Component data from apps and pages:
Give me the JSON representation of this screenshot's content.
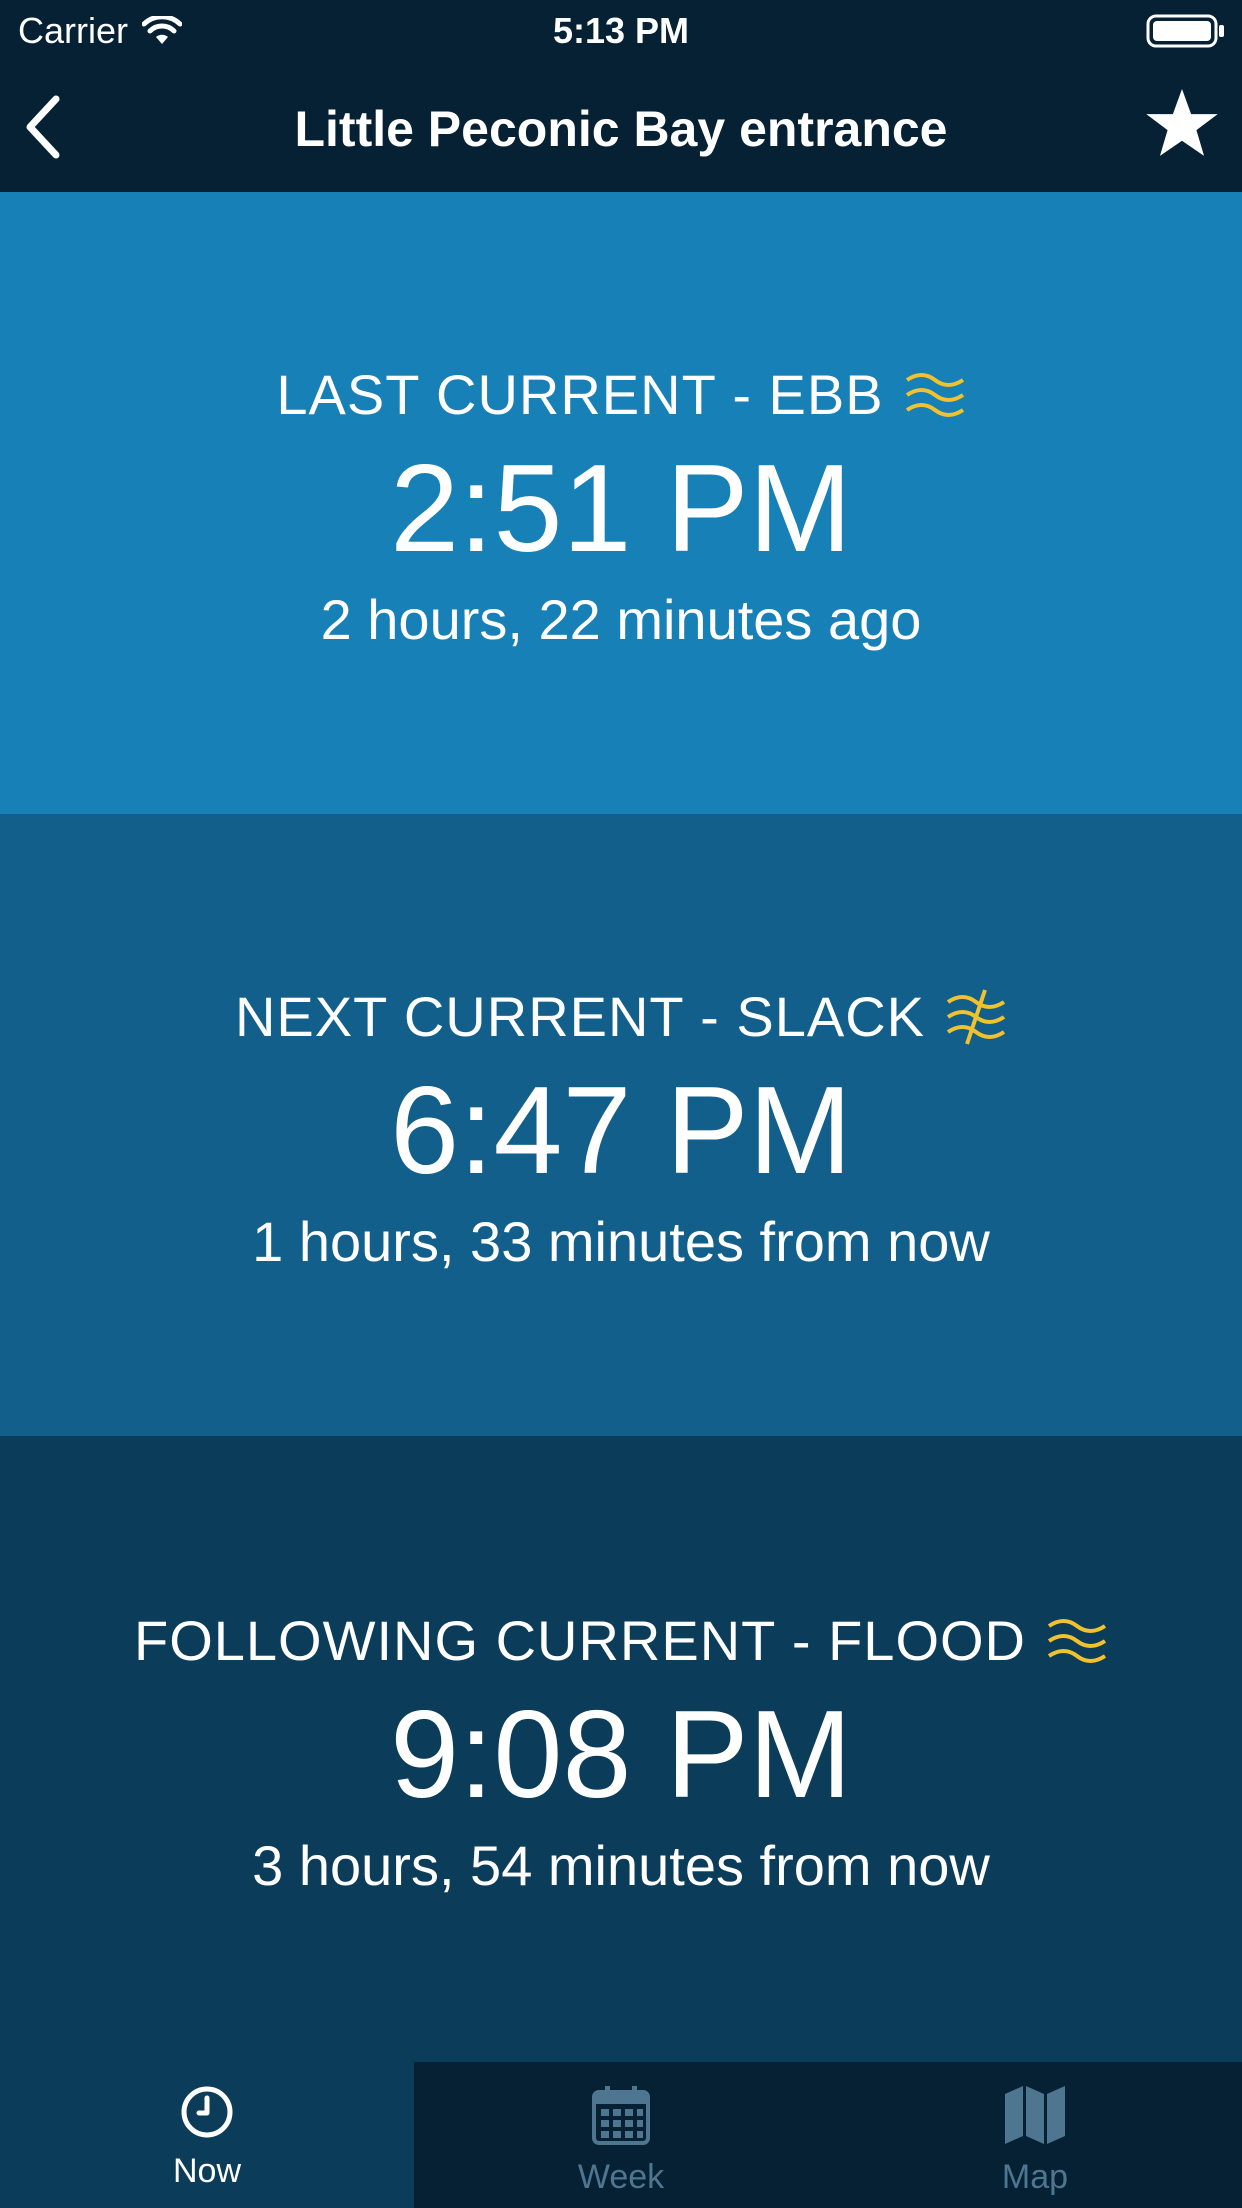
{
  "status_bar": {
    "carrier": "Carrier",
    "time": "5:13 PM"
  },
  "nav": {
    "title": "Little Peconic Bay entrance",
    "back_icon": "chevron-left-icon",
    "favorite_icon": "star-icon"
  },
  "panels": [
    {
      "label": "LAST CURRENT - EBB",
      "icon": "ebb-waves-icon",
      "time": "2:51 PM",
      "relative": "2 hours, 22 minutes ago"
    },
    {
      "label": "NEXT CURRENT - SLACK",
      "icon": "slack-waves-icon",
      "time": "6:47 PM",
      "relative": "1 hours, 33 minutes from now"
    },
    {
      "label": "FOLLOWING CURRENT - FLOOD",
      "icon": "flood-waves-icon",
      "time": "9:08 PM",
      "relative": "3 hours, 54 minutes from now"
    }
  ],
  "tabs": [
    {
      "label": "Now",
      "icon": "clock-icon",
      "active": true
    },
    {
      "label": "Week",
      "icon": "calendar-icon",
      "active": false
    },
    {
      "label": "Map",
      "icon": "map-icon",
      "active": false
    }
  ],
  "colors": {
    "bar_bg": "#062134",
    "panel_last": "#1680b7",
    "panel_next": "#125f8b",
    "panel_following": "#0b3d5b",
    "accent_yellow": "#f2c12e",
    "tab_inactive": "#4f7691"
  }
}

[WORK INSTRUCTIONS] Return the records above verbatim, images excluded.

[EXERCISE RESPONSE]
Give me the JSON representation of this screenshot's content.
{
  "status_bar": {
    "carrier": "Carrier",
    "time": "5:13 PM"
  },
  "nav": {
    "title": "Little Peconic Bay entrance",
    "back_icon": "chevron-left-icon",
    "favorite_icon": "star-icon"
  },
  "panels": [
    {
      "label": "LAST CURRENT - EBB",
      "icon": "ebb-waves-icon",
      "time": "2:51 PM",
      "relative": "2 hours, 22 minutes ago"
    },
    {
      "label": "NEXT CURRENT - SLACK",
      "icon": "slack-waves-icon",
      "time": "6:47 PM",
      "relative": "1 hours, 33 minutes from now"
    },
    {
      "label": "FOLLOWING CURRENT - FLOOD",
      "icon": "flood-waves-icon",
      "time": "9:08 PM",
      "relative": "3 hours, 54 minutes from now"
    }
  ],
  "tabs": [
    {
      "label": "Now",
      "icon": "clock-icon",
      "active": true
    },
    {
      "label": "Week",
      "icon": "calendar-icon",
      "active": false
    },
    {
      "label": "Map",
      "icon": "map-icon",
      "active": false
    }
  ],
  "colors": {
    "bar_bg": "#062134",
    "panel_last": "#1680b7",
    "panel_next": "#125f8b",
    "panel_following": "#0b3d5b",
    "accent_yellow": "#f2c12e",
    "tab_inactive": "#4f7691"
  }
}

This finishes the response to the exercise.